DATA SHOWN:
________________________________________

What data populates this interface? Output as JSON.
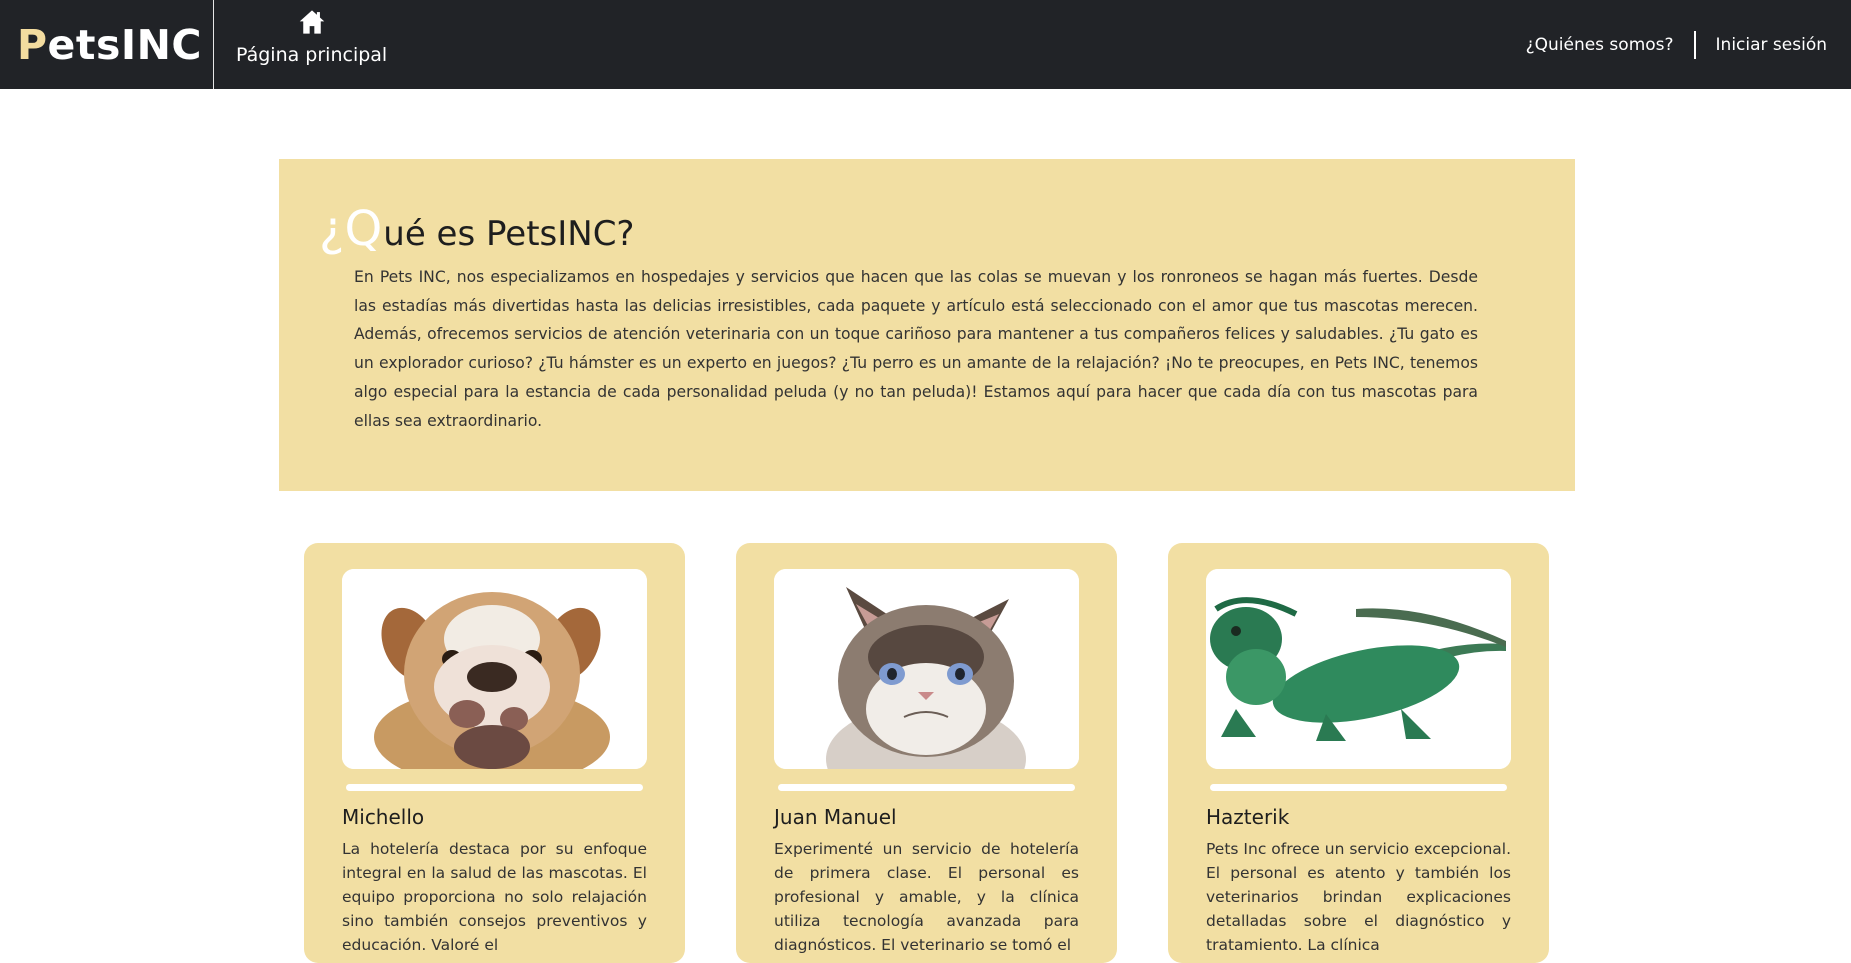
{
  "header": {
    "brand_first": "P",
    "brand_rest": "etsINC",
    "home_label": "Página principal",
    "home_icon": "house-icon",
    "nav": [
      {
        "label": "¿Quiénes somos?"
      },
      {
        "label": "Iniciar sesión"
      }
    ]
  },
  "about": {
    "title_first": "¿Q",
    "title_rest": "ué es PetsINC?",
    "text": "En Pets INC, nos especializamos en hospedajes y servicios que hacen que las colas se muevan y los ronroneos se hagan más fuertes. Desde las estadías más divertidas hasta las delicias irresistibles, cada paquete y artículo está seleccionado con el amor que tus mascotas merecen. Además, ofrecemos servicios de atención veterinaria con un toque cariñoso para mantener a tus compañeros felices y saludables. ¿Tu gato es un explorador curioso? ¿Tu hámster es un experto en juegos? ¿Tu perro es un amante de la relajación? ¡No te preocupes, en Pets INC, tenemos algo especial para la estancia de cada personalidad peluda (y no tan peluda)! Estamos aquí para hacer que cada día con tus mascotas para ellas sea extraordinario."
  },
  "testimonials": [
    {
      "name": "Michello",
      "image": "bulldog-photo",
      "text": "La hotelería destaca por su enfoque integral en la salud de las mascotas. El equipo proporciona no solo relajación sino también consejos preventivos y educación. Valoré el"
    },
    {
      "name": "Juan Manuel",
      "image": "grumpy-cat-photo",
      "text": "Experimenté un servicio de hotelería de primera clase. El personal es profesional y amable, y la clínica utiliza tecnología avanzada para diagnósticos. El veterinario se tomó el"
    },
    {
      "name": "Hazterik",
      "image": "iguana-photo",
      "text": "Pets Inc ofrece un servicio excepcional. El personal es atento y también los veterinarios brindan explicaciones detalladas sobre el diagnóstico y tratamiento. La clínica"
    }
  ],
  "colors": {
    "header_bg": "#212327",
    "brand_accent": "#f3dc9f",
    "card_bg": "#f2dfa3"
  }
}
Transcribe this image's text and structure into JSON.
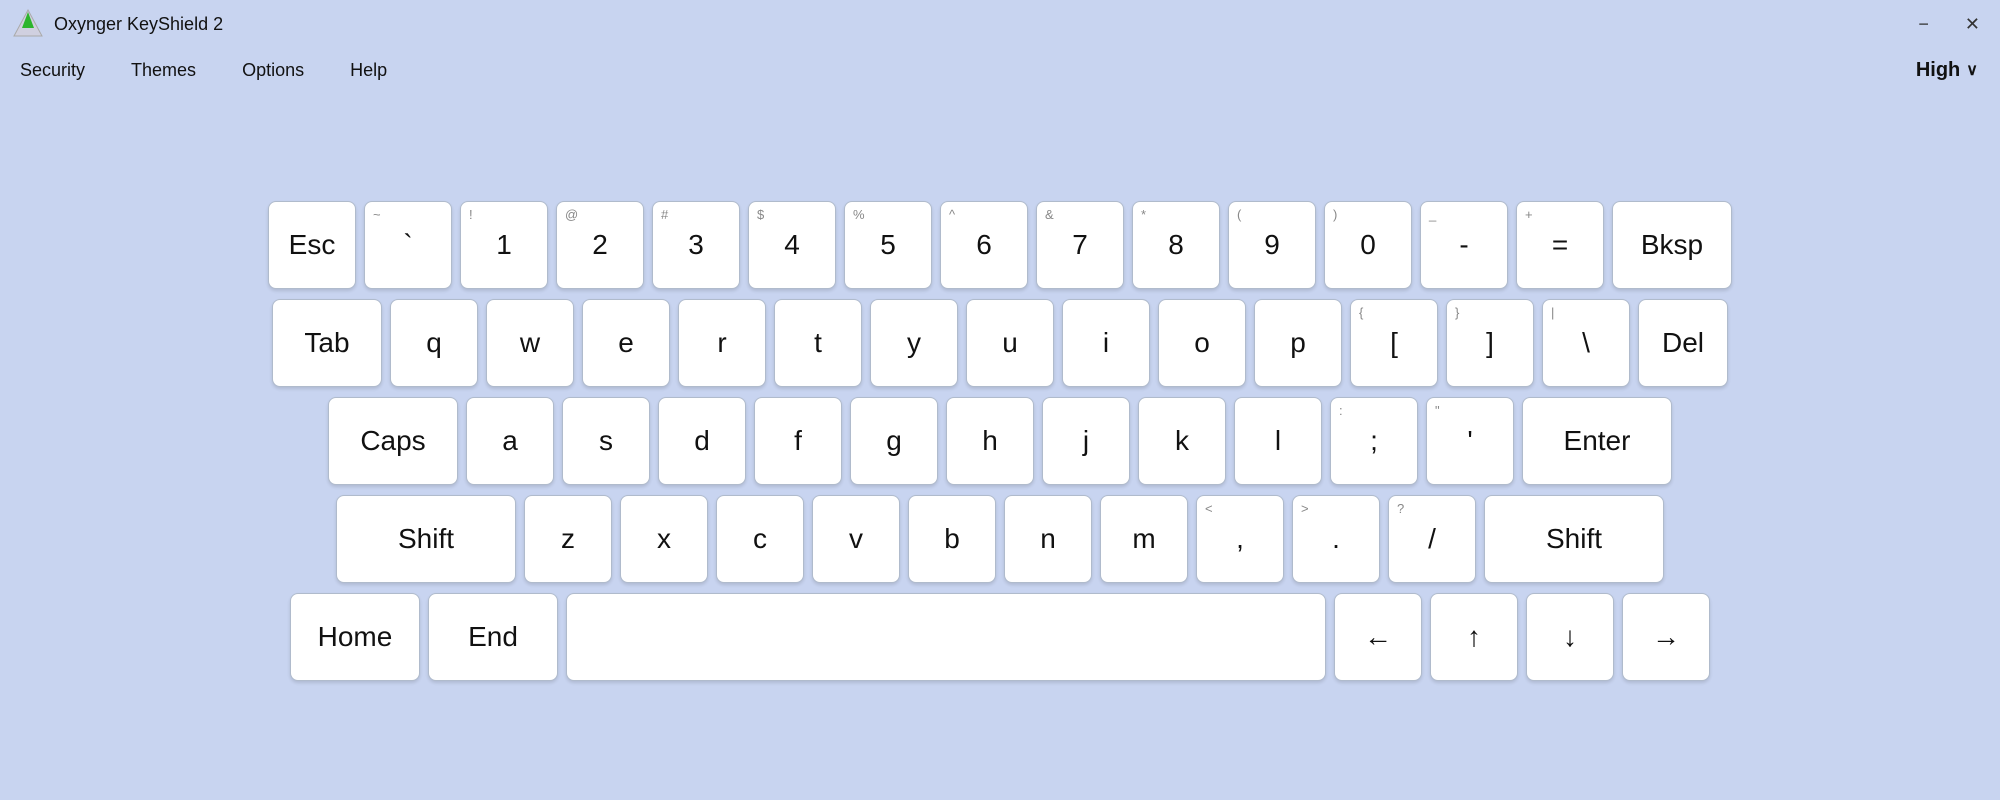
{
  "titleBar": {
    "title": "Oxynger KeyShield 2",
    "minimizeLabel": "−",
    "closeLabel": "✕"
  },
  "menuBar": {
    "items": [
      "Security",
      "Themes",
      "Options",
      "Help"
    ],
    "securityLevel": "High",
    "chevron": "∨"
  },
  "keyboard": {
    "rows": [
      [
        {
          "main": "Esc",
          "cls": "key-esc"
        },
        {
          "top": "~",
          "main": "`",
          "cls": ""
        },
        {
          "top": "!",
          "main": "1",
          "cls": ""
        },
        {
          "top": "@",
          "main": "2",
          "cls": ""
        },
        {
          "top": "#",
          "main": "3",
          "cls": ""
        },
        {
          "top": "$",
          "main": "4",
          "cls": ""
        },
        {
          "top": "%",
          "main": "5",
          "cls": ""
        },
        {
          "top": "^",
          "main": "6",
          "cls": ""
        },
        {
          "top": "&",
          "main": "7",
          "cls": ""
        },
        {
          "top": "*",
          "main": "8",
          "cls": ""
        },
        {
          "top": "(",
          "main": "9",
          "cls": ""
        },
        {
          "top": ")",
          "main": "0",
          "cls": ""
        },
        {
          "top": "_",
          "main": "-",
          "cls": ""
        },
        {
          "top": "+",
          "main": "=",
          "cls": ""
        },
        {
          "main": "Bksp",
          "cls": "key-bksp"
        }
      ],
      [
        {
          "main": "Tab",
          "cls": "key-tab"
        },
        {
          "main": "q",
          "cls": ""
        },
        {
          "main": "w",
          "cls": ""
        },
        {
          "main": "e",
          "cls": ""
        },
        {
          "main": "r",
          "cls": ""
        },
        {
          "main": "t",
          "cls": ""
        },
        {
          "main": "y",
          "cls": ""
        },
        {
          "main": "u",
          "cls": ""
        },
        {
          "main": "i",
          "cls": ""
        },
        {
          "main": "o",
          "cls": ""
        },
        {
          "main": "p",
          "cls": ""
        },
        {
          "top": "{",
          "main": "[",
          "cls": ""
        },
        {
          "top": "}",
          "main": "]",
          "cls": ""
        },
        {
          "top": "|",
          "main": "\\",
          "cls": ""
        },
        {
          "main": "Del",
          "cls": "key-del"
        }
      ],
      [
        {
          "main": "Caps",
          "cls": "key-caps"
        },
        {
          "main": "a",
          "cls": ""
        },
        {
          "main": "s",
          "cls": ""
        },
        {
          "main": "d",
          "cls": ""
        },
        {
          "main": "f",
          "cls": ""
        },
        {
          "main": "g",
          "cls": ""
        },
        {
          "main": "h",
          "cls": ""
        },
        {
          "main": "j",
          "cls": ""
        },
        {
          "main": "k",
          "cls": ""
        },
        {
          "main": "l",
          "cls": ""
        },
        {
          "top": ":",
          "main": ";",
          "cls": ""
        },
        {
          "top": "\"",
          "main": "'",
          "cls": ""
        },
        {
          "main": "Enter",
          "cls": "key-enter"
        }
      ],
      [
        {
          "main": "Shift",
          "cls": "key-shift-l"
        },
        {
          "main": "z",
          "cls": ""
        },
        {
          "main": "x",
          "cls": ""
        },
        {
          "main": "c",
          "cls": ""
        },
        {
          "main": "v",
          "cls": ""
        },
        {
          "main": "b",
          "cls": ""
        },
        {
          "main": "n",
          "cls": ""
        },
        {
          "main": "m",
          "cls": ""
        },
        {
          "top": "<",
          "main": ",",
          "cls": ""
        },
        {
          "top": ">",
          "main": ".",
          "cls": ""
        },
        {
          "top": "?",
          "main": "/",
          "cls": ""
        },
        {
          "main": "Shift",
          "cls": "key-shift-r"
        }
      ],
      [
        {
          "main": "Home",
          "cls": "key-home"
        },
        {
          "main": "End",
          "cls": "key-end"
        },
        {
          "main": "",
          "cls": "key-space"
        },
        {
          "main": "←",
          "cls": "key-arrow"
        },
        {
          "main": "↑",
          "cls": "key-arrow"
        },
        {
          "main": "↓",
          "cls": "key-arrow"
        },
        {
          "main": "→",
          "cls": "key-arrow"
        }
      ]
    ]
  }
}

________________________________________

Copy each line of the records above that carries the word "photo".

      "image": "bulldog-photo",
      "image": "grumpy-cat-photo",
      "image": "iguana-photo",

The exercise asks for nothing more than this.